Jack Thompson, longtime Port of Grays Harbor Commissioner, died overnight in Santiago, Chile, Port officials said Thursday morning. He was there attending the annual convention of the American Association of Port Authorities.
Thompson was with his wife Trish and they had been out for a walk on Sunday when he fell and hit his head. He was being cared for in a private clinic and people who were part of the convention were helping facilitate things the past couple of days. Port officials said the U.S. Embassy and Department of Commerce had also been helpful.
His sons Jack and Jerry were there when their father died, said Gary Nelson, executive director of the Port of Grays Harbor.
Nelson is going to Chile this weekend and Kayla Dunlap, the Port’s public affairs director, was going Friday, Nelson said. Both had already been scheduled to attend the convention and now they will also be assisting Mrs. Thompson.
Thompson was a businessman who supplied equipment for the logging industry. He joined the Port Commission in 1994 and was serving his fifth 6-year term representing District 2. He was president of the three-person board and is the third longest serving commissioner in the Port’s 107-year history, according to Dunlap. He was in his 80s.
“He was an incredible force, not just for our port, but in the state and internationally,” said Nelson.

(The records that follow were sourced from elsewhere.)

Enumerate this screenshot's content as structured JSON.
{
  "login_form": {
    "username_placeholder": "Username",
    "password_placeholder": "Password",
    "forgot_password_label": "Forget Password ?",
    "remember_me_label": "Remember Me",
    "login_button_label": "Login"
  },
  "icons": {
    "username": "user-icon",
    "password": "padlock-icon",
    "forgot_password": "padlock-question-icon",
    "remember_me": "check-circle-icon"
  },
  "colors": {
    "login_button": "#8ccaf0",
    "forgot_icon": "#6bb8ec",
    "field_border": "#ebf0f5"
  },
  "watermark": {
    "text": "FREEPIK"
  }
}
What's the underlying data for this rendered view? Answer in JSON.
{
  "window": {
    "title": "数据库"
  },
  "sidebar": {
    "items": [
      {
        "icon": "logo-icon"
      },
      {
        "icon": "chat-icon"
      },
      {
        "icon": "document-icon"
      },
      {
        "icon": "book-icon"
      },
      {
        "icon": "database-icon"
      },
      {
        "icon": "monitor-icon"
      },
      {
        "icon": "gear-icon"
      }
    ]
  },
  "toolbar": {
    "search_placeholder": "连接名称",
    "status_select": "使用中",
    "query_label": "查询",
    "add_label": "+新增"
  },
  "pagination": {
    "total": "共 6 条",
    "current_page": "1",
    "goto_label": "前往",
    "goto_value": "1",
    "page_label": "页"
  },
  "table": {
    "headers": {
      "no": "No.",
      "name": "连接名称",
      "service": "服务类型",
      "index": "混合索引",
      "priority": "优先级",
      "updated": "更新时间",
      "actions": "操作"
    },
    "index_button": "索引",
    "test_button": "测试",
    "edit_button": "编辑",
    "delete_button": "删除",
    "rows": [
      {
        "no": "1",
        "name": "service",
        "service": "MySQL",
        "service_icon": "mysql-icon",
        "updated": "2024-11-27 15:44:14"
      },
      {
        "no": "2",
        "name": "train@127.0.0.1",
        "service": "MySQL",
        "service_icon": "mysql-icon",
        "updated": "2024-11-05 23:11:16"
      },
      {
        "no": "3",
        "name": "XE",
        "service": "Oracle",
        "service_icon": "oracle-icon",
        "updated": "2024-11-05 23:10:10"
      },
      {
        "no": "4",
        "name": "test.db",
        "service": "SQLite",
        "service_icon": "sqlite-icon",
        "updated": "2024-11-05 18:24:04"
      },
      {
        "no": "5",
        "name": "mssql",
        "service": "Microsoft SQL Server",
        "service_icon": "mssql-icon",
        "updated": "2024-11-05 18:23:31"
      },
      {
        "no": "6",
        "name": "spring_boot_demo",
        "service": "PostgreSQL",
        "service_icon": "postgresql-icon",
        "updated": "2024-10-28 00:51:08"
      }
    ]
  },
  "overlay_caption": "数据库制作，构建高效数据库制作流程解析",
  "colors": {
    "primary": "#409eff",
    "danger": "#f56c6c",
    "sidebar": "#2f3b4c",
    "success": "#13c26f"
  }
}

One of his strengths on the commission was to provide a grounding force to the staff so that the contribution local businesses had made to building and sustaining the port didn’t get taken for granted, said Nelson. “He knew the heart and soul of the people who worked on the docks and in the mills. He really understood the community. He had a sense of balance, knowing we should recruit new business, but he was a champion of existing customers and tenants and didn’t want their contribution overlooked. He did a good job of steering us.”
Former Port commissioner Chuck Caldwell, who retired earlier this year, spent more than 15 years alongside Thompson on the commission.
“What can you say when you lose a friend, and Grays Harbor lost a tremendous person who supported the Harbor, not just as a Port commissioner, but Grays Harbor was his home and his life and we have all benefited from it so much,” said Caldwell. “It’s just mind-boggling. I don’t think people realize what they have lost. He was a very special person for the Harbor.”
Quigg Bros., Inc. president John Quigg said he’s known Thompson his entire adult life. “He had an industrial supply business and we were buying powder from him back in the early 70s. And I’m sure my family knew him before then.”
Quigg said Thompson’s ability to look beyond the status quo and explore new business models played a big role in keeping the Port productive during bad economic times.
“He was always positive with the Port, always looking at ways to grow the Port. He clearly wanted to look at different options, and where the Port had a niche he would want to expand on that,” said Quigg. “The Port business model changed over the years and he was good at adapting to realities. When the timber export went away for the most part the Port had to reinvent itself and he was a big part of those changes.”
A statement released by the Port Thursday listed among Thompson’s accomplishments expanding the Port’s portfolio of cargoes to include dry bulk, liquid bulk, RORO (roll on-roll off vehicle imports by ship) in addition to the traditional wood-based commodities such as logs, lumber, pulp and paper. Thompson also was called an advocate for economic development who worked with other leaders to ensure the assets of the Satsop Business Park provided economic opportunities for the citizens of Grays Harbor.
Grays Harbor County Commissioner Vickie Raines took to Facebook Thursday to express her thoughts on Thompson’s passing.
“He was a wonderful Port Commissioner and a more wonderful man,” she wrote. “I became friends with Jack and really got to know him during my time as mayor for the City of Cosmopolis. He had a smile that could light up the room, and he was one of the most encouraging and gracious men I’ve ever known.”
Congressman Derek Kilmer (D-Gig Harbor) offered the following statement Thursday:
“I’m saddened to learn of Jack Thompson’s passing. My family and I send our prayers and deepest condolences to Trish and all of Jack’s family members. In more than three decades of public service, Jack fought to bring great jobs here. He built relationships with people and businesses around the world that led to more cargo and businesses using the Port. I will always be grateful for his partnership in the efforts to create more economic opportunities for folks in Grays Harbor County.”
The Port statement said in the coming weeks it will begin developing procedures and a schedule for filling the vacant position. Per state law, Commissioners Stan Pinnick and Phil Papac will appoint a new commissioner from District 2 within 90 days of the vacancy.